It is said that travelers used to put silver coins inside water barrels as a way to kill germs in water, but I wouldn’t rely on that when there are better choices.
Changing out your stored water every 3-6 months is going to be your best bet for ensuring a constant supply of safe water (commercially bottled water can last longer, longer even than the expiration date marked on the container.) and you can always filter and boil it if you still feel unsure about its safety.
Another option would be to can your own water in mason jars, but that is time-consuming, takes up space, and should only be considered if you have no other option available. The most important step you can take is to store water. It can always be cleaned and purified before use if needed.
Storing at least a few days of water for your family and animals is a crucial part of your long term survival plans. Without it, you are at the mercy of others or are doomed. Each gallon of water you store gives you that much of an edge during an emergency. Looking at how confused and hectic things are after a disaster, do you really want to rely on the government to bring in emergency water supplies? I sure as heck don’t!
How much you store, and how you do it will depend on where you live, your budget, and the practical aspects of storing large amounts of water. Don’t forget that if you have a hot water heater, that will also be a source of potable water during a grid-down emergency. This can provide several days worth of drinking water, and for the first few hours after the grid goes down, can probably save you on fuel by still being warm enough to make freeze-dried meals with.
Even if you have a well, or access to a stream or lake, storing potable water gives you an edge during a disaster. Having clean, drinkable water already on hand means you have one less thing to deal with while coping with an emergency. It also protects you in case your well pump breaks, or there is a problem with groundwater supplies. If you rely on a lake, river or stream, having stored water is a shield against drought or a sudden outbreak of disease or pollution in whatever body of water you normally use. Having a backup is always prudent, and being aware of the possible shortcomings of off-grid water supplies is a must.
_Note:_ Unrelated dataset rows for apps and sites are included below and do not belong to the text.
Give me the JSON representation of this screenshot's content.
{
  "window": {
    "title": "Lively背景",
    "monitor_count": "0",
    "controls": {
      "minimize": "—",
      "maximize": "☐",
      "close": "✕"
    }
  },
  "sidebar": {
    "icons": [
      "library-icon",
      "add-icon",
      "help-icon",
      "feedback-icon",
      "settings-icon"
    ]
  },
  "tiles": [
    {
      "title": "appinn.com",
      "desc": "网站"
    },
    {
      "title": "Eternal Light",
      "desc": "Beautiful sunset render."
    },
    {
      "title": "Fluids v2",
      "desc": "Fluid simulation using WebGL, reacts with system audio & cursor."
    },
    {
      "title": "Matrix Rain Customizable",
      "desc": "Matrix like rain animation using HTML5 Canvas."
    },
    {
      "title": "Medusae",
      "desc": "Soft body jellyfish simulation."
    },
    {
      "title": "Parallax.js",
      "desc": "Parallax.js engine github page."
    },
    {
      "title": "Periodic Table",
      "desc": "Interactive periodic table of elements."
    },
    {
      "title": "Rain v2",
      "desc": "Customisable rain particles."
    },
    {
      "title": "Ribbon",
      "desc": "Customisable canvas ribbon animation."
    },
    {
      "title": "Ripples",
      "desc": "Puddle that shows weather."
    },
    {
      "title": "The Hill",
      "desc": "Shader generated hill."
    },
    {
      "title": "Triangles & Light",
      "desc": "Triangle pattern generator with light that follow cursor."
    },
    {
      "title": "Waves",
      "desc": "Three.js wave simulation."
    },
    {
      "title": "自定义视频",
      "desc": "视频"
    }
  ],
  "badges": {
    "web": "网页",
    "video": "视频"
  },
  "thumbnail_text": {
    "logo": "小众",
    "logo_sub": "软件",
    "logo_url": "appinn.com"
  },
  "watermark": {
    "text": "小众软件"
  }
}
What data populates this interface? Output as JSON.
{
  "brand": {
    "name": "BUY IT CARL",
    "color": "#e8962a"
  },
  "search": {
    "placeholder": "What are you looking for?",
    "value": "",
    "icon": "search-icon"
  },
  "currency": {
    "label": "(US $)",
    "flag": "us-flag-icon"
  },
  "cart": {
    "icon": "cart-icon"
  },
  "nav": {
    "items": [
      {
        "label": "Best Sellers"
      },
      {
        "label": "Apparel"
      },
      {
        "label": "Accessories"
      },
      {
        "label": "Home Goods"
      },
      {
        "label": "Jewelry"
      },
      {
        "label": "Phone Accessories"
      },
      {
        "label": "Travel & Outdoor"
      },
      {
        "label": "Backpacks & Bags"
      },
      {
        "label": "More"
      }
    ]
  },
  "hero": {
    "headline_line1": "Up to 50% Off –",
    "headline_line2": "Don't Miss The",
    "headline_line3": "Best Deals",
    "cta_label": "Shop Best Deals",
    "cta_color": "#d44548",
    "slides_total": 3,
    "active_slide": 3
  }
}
Fortunately, putting water aside isn’t terribly difficult or expensive. You can start small by buying a couple of gallons of bottled water every week, or just go straight to the 55-gallon drum, and go that route. There is no wrong way as long as you are putting water aside for emergency use. With a little luck, you’ll never have to call on your water stores, but if you do need them, you’ll be glad you have them!
Steve Coffman is a freelance writer and consulting historian. He has a BA in US history from The Evergreen State College and lives near Tacoma, Washington. He collects antique telephone insulators and is presently researching labor union relations in Washington State during WWI.